THE EDITOR, Sir:
This is the third in a series of letters by Rupert Johnson on elementary education in pre-Independence Jamaica.
Have there been any significant changes in the Jamaican educational system since Independence? Jog your memory and judge for yourself.
How can I ever forget those lined and blank slates and slate pencils - little slates and big slates back in the 1940s? Sometimes the wooden frames of the slates came apart, leaving the raw, sharp edges of the slates exposed. These could be dangerous in the hands of an angry and aggressive pupil.
The slates had their legitimate use, however. These could be used over and over again by wiping out what was previously written. But the slate had a serious shortcoming. It could not retain important information for future reference.
The little slates were used in the Lower Division, and the big slates in the Middle Division.
Sometimes exercise books were introduced in the Third Standard, but these were generally reserved for the Upper Division, starting in the Fourth Standard.
Oh! Those treasured exercise 'press books'. Once per week the prized press books were pulled out of the press or shelved cupboard. The press book was a special exercise book that recorded the best written work by each pupil for the week.

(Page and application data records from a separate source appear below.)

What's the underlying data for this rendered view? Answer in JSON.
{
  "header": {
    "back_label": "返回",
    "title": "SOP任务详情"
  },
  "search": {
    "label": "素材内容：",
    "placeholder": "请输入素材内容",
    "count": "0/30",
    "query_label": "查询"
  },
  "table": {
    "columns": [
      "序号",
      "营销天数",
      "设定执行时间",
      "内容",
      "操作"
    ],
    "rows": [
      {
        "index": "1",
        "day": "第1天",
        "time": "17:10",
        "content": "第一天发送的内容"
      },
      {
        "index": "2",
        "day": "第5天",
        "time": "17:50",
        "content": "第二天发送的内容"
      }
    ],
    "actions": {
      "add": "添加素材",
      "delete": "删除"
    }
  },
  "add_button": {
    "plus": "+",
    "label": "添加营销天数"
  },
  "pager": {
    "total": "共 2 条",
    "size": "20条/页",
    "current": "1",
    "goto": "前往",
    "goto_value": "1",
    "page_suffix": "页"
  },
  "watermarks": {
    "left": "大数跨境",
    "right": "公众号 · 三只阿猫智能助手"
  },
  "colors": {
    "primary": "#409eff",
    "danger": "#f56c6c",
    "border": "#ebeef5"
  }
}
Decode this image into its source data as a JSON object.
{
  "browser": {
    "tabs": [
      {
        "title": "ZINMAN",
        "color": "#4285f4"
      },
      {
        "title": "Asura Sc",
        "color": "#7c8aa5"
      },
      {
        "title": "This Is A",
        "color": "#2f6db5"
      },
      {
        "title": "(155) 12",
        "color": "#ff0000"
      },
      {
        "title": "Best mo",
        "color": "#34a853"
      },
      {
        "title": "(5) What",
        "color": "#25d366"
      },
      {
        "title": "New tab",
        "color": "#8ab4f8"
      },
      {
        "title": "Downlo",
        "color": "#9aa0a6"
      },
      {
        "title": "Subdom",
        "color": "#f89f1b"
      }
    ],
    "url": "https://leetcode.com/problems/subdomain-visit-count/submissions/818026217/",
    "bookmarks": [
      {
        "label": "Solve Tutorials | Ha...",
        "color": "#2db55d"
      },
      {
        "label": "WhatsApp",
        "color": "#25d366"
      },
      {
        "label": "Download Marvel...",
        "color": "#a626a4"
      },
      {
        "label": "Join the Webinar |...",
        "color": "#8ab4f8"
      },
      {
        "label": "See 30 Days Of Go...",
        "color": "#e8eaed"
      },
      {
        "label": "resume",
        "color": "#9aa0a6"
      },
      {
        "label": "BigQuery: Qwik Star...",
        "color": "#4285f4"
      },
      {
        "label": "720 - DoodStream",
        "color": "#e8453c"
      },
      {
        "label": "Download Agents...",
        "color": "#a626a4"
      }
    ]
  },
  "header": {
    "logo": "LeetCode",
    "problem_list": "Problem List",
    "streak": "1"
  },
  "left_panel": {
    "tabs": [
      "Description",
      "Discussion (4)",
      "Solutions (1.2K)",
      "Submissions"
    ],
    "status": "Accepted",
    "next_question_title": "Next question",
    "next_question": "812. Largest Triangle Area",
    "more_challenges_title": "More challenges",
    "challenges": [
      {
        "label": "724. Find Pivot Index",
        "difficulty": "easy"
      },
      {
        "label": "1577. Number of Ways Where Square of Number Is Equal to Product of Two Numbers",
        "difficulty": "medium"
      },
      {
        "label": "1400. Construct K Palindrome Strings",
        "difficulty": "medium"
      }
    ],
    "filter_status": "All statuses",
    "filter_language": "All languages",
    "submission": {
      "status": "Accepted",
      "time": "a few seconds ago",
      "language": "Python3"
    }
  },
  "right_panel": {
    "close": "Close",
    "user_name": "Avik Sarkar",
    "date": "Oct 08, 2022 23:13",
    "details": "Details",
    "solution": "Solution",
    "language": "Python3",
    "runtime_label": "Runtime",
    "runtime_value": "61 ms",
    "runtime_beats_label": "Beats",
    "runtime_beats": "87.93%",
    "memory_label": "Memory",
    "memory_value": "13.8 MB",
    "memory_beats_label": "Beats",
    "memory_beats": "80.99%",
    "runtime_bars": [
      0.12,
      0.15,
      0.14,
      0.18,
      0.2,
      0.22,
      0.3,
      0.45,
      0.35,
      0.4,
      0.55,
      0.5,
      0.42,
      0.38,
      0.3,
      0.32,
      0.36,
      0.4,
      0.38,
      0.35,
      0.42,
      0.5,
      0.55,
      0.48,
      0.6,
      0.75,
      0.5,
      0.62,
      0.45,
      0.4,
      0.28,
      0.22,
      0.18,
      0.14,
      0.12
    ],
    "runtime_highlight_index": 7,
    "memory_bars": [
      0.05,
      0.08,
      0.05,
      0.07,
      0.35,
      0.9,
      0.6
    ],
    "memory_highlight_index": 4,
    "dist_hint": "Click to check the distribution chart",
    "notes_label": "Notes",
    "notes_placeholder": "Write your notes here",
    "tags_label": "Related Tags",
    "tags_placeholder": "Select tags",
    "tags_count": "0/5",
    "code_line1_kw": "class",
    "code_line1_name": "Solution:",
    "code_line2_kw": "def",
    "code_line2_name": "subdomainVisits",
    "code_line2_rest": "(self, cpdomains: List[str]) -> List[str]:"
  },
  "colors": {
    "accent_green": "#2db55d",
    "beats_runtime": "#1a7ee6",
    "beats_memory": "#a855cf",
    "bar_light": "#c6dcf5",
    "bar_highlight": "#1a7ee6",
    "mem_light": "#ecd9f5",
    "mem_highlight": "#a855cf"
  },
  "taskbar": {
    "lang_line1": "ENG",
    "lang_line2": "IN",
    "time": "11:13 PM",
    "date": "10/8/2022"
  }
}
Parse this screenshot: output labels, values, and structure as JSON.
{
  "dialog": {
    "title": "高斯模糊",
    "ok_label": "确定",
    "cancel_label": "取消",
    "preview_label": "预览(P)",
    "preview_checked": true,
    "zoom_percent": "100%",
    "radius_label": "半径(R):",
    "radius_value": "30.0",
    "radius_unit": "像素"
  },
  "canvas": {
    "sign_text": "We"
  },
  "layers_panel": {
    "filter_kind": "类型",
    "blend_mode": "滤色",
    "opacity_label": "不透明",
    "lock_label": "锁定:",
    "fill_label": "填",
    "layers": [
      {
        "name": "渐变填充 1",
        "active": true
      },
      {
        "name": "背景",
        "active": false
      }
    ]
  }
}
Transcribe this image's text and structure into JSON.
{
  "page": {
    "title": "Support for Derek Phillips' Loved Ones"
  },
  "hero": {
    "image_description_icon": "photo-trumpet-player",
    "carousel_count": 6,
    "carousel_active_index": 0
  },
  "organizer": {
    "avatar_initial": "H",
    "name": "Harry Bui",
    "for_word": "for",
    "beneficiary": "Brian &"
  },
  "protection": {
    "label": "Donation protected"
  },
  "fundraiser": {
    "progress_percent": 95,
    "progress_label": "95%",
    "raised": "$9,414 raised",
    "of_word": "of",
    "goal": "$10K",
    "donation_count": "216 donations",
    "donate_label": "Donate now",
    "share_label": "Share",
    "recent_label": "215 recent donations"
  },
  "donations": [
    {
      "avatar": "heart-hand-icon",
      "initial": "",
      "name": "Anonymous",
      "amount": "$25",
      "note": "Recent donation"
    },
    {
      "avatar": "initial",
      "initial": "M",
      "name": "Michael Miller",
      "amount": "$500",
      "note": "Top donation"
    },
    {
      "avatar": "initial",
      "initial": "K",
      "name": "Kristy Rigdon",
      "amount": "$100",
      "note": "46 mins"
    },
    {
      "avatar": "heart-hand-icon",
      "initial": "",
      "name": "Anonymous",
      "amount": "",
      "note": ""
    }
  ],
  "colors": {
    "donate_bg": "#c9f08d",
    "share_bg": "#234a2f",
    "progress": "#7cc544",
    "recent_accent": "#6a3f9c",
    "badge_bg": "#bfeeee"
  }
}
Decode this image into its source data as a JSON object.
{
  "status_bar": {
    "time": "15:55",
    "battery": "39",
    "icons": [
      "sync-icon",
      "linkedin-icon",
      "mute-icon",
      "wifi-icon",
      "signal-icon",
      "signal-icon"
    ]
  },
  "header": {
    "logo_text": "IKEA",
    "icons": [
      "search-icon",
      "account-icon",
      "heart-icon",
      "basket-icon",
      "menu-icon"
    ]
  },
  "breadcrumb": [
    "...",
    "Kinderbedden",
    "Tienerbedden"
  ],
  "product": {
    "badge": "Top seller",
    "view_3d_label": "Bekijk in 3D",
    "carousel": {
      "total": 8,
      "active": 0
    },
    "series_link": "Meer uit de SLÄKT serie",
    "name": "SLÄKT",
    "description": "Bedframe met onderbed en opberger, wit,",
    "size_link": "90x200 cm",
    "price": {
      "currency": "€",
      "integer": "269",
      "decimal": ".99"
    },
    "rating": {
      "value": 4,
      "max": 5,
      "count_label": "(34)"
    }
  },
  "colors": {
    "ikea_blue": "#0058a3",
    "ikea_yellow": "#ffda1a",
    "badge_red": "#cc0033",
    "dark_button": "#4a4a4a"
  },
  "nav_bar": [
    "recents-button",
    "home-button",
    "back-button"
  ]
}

Before the press books were even handed out to the pupils, the ink had to be prepared. The weekly mixture of ink powder with water was an honoured task given to the brightest and most responsible pupils. After the mixture, the ink was carefully poured into little ink-wells and placed in holes on each desk.
Nothing was written in the press books until the work was painstakingly corrected by the teacher. Then and only then was the final draft written with pen and ink. The handwriting (penmanship) in the press books had to be extremely neat and tidy. This was done with a 'common pen' - that is, a 'G' nib attached to a metal holder, and the metal holder was attached to a small round stick.
It is to be noted that this was the only type of pen that could execute the mandatory light up-stroke, and heavy down-stroke that characterised cursive, or joined-up, writing. It is also to be noted that blotting paper was used to soak up excess ink in order to give the written work a good appearance. Indeed, the press book was a precious book that the school inspector had to examine very carefully on his official visit to the school.
It is sad to say that with the advent of the ballpoint pen, handwriting seems to have become a lost art.
Handwriting was compulsory back then. Legibility was indispensable. And pupils had to be very careful with the proper formation of letters when dictation was administered. There had to be no confusion with the letters 'a' and 'o', 'i' and 'e', and so on. Dictation was, therefore, one of the most intimidating subjects in the curriculum.
The dictation procedure was firmly established. A passage was selected by the teacher and then read to the pupils in short phrases and sentences. The pupils had to write every word that was dictated, paying special attention to the insertion of punctuation marks.
The pupils had to figure out the placement of punctuation marks by merely listening to the pauses and inflexion in the teacher's voice. The omission of punctuation marks would be recorded as mistakes.
It is interesting to note that every red ink mark indicated a mistake, and that the sum total of these mistakes gave a clear indication of the number of strokes to be administered with a cane or leather strap.